Square-foot gardening (SFG) is one of the more popular ways people are growing their own food these days. Unlike the typical garden rows we’ve all come to know so well, square-foot gardens are designed to efficiently utilize space with intensive growing. They are also quite an attractive and orderly way to cultivate a lot of veggies without a lot of tilling or plowing.
Conceived by a retired engineer (and presumably garden enthusiast), SFG has been around since the early 1980s. Mel Bartholomew was simply trying to come up with a replicable method for growing a lot of food in a little space. Rows, which have a corresponding empty row for every cultivated one, were not good for this.
So, he came up with an interesting way of plotting out raised beds such that they were highly productive with very little maintenance issues.
The Basic Layout
SFG is predicated on squares. Typically, it begins with a four-by-four-foot box, a raised bed, which will later be divided by a grid into 16 one-foot squares. However, the boxes can be any length as long as they are no more than four feet across. This allows the gardener to reach the middle of the garden without having to step on it, thus compacting the soil.
Generally, if there is to be more than one box, they are spaced so as to leave a three-foot pathway between them. This makes getting a garden cart and such into the garden much easier when it’s time to harvest. The path can either be left as grass, or many growers choose to spruce up the pathways with gravel or mulch.
The Growing Medium
Rather than using the native soil, square-foot gardens start with a weed barrier between the ground and a special mix of soil: by volume, one part compost to one part peat moss (coconut coir might be a more ecological option) to one part vermiculite. The idea is to create the ideal growing medium rather than relying on the lawn to have done so for us.
The compost in this mixture provides plenty of nutrition for the plants. The peat moss is great at absorbing and retaining water so that irrigation issues are minimalized, as does vermiculite. They also both keep the soil airy and open to the young roots of vegetable plants. Vermiculite also helps to ensure proper drainage.
Once the soil is in the bed, the distinctive SFG grid is added atop the box. The grid is integral to how the garden is grown, and it takes some of the head-scratching out of how much to plant at what spacing. Essentially, for each plant, there is an optimal number for each square. And, ideally, the beds at large would be a mix of plants.
The idea is to fill the space with the maximum number of plants it can hold. This, of course, provides the most possible food that can be grown.
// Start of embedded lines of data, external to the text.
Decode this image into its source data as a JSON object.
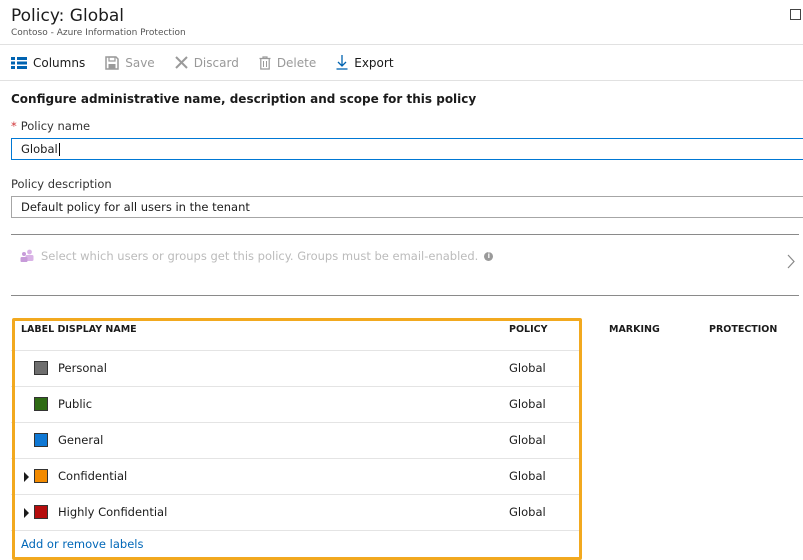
{
  "header": {
    "title": "Policy: Global",
    "subtitle": "Contoso - Azure Information Protection"
  },
  "toolbar": {
    "columns": "Columns",
    "save": "Save",
    "discard": "Discard",
    "delete": "Delete",
    "export": "Export"
  },
  "form": {
    "section_title": "Configure administrative name, description and scope for this policy",
    "required_marker": "*",
    "name_label": "Policy name",
    "name_value": "Global",
    "description_label": "Policy description",
    "description_value": "Default policy for all users in the tenant",
    "scope_text": "Select which users or groups get this policy. Groups must be email-enabled.",
    "info_glyph": "i"
  },
  "table": {
    "headers": {
      "label_display_name": "LABEL DISPLAY NAME",
      "policy": "POLICY",
      "marking": "MARKING",
      "protection": "PROTECTION"
    },
    "rows": [
      {
        "name": "Personal",
        "policy": "Global",
        "color": "#6e6e6e",
        "has_children": false
      },
      {
        "name": "Public",
        "policy": "Global",
        "color": "#2e6b14",
        "has_children": false
      },
      {
        "name": "General",
        "policy": "Global",
        "color": "#0f78d4",
        "has_children": false
      },
      {
        "name": "Confidential",
        "policy": "Global",
        "color": "#f28a00",
        "has_children": true
      },
      {
        "name": "Highly Confidential",
        "policy": "Global",
        "color": "#b50d0d",
        "has_children": true
      }
    ],
    "add_link": "Add or remove labels"
  },
  "colors": {
    "accent": "#0078d4",
    "highlight": "#f2a91f",
    "link": "#0067b8"
  }
}
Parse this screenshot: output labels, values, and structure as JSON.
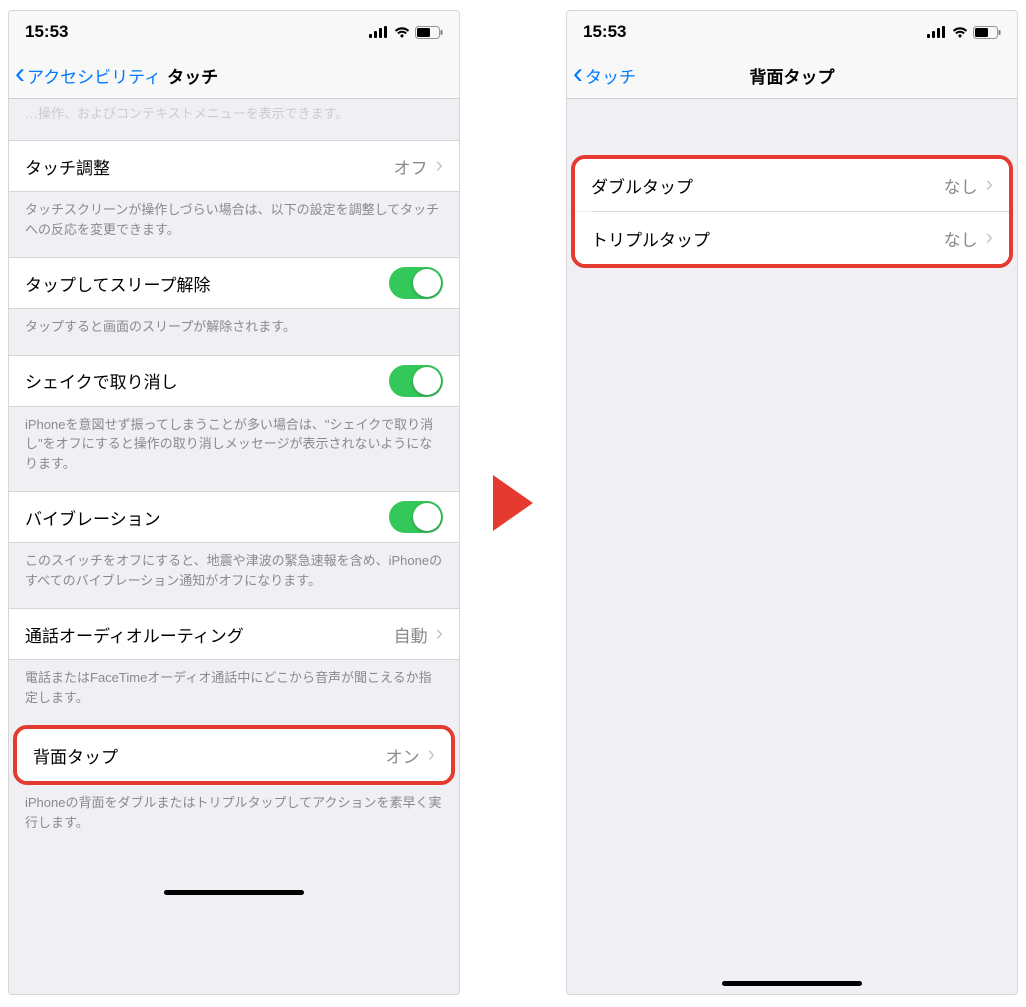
{
  "status": {
    "time": "15:53"
  },
  "left": {
    "back_label": "アクセシビリティ",
    "title": "タッチ",
    "cutoff_note": "…操作、およびコンテキストメニューを表示できます。",
    "rows": {
      "touch_accom": {
        "label": "タッチ調整",
        "value": "オフ"
      },
      "touch_accom_note": "タッチスクリーンが操作しづらい場合は、以下の設定を調整してタッチへの反応を変更できます。",
      "tap_wake": {
        "label": "タップしてスリープ解除"
      },
      "tap_wake_note": "タップすると画面のスリープが解除されます。",
      "shake": {
        "label": "シェイクで取り消し"
      },
      "shake_note": "iPhoneを意図せず振ってしまうことが多い場合は、\"シェイクで取り消し\"をオフにすると操作の取り消しメッセージが表示されないようになります。",
      "vibration": {
        "label": "バイブレーション"
      },
      "vibration_note": "このスイッチをオフにすると、地震や津波の緊急速報を含め、iPhoneのすべてのバイブレーション通知がオフになります。",
      "audio_route": {
        "label": "通話オーディオルーティング",
        "value": "自動"
      },
      "audio_route_note": "電話またはFaceTimeオーディオ通話中にどこから音声が聞こえるか指定します。",
      "back_tap": {
        "label": "背面タップ",
        "value": "オン"
      },
      "back_tap_note": "iPhoneの背面をダブルまたはトリプルタップしてアクションを素早く実行します。"
    }
  },
  "right": {
    "back_label": "タッチ",
    "title": "背面タップ",
    "double_tap": {
      "label": "ダブルタップ",
      "value": "なし"
    },
    "triple_tap": {
      "label": "トリプルタップ",
      "value": "なし"
    }
  }
}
Having the plants tightly packed also means that weeds are not an issue because there’s no room for them to grow. The protocol is to plant two or three seeds in each hole to ensure something comes up. If more than one seedling comes up, keep the strongest and discard (or transplant) the others.
Because the weeds are snuffed out, the maintenance of SFGs is minimal. For the most part, it consists of trimming off dead leaves and branches, as well as harvesting. Watering, too, is important, especially during the early days of the plants’ lives or on especially toasty, dry days. (If harvested rainwater is available, that’d be even better.)
The harvesting should be continued throughout the season. As crops are pulled, a handful of compost (make it at home!) and new seeds should be added to the newly-vacated square. The compost will provide the nutrients for the next crop, and the cycle of fresh food continues.
What’s especially nice about the square-foot gardening method is that once in place, it requires very little in tools. No fertilizer is necessary. No tilling is needed. Weeding isn’t a thing. It’s just plant, harvest, and then plant again. Somewhere in there a lot of snacking can take place.
Lead Image Source: Flickr